◆ Task statement
All of the entries are to be printed exactly as they appear.

◆ Exercise data
###

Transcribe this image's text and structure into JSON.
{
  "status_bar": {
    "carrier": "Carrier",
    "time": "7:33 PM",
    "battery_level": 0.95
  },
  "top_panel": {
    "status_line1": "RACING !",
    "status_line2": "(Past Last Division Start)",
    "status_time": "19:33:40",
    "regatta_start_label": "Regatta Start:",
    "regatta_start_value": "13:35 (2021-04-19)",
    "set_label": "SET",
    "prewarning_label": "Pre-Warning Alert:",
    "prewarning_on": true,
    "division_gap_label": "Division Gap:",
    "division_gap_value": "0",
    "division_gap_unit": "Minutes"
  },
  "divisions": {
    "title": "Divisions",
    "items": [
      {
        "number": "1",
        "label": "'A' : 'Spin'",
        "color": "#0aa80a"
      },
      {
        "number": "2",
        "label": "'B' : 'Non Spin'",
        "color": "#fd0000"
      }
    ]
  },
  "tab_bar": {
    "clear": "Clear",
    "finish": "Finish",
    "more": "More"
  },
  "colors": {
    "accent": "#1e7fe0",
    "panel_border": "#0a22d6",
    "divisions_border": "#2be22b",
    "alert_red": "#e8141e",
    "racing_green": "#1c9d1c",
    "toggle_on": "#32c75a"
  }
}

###

◆ Answer below
Transcribe this image's text and structure into JSON.
{
  "status_bar": {
    "carrier": "Carrier",
    "time": "7:33 PM",
    "battery_level": 0.95
  },
  "top_panel": {
    "status_line1": "RACING !",
    "status_line2": "(Past Last Division Start)",
    "status_time": "19:33:40",
    "regatta_start_label": "Regatta Start:",
    "regatta_start_value": "13:35 (2021-04-19)",
    "set_label": "SET",
    "prewarning_label": "Pre-Warning Alert:",
    "prewarning_on": true,
    "division_gap_label": "Division Gap:",
    "division_gap_value": "0",
    "division_gap_unit": "Minutes"
  },
  "divisions": {
    "title": "Divisions",
    "items": [
      {
        "number": "1",
        "label": "'A' : 'Spin'",
        "color": "#0aa80a"
      },
      {
        "number": "2",
        "label": "'B' : 'Non Spin'",
        "color": "#fd0000"
      }
    ]
  },
  "tab_bar": {
    "clear": "Clear",
    "finish": "Finish",
    "more": "More"
  },
  "colors": {
    "accent": "#1e7fe0",
    "panel_border": "#0a22d6",
    "divisions_border": "#2be22b",
    "alert_red": "#e8141e",
    "racing_green": "#1c9d1c",
    "toggle_on": "#32c75a"
  }
}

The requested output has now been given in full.